a great mass of information. At this point I ought to say
that all to whom I have applied for information have promptly
and cordially done what they could to assist me. The Secre¬
taries and Agents of Societies, already in this field, have placed
their stores of information at my service. The Presidents or
Principals of all the leading schools for the colored people
have given me full answers to all questions submitted to them,
and have, in every way, favored my investigations. The Hon.
John Eaton, United States Commissioner of Education, has
kindly given me aid, furnishing me many facts, essential in
the consideration of the subject of my investigation, not other¬
wise accessible to me.
Such facts as may be pertinent to the matters under consid¬
eration at this meeting, with some conclusions that I have
reached, are now respectfully submitted to your consideration.
I.—The Field and the People.
The Southern States make fifteen of the States of the Union
and embrace a territory of nearly nine hundred thousand
square miles. Allowing for the ordinary increase in popu-
lation since the census of 1880 was taken, it is safe to say that
there are now in the United States seven millions of negroes.
Of these about six and a half millions are in the Southern
The records in the Department of Education in Washington
City show that in the late slave States the total school popu¬
lation was, in 1881, 5,814,261. Of these 3,973,676 were
white; 1,840,585 were colored children. The school age in
these States averages from six to nineteen years. Of the

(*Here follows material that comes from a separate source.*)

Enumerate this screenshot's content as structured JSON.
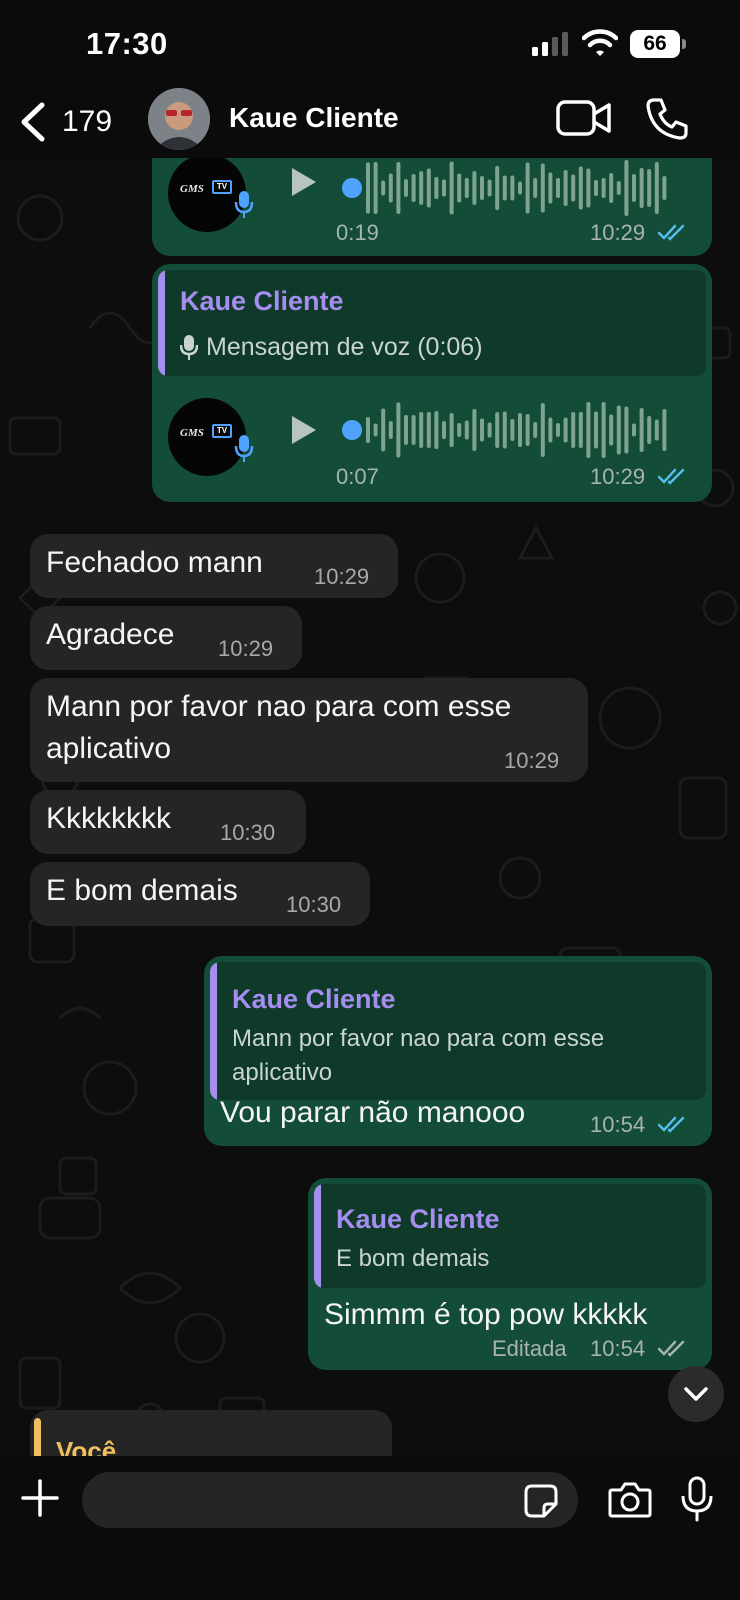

whole number the total school enrollment was 3,034,896; of
this number there were of white children 2,232,337; of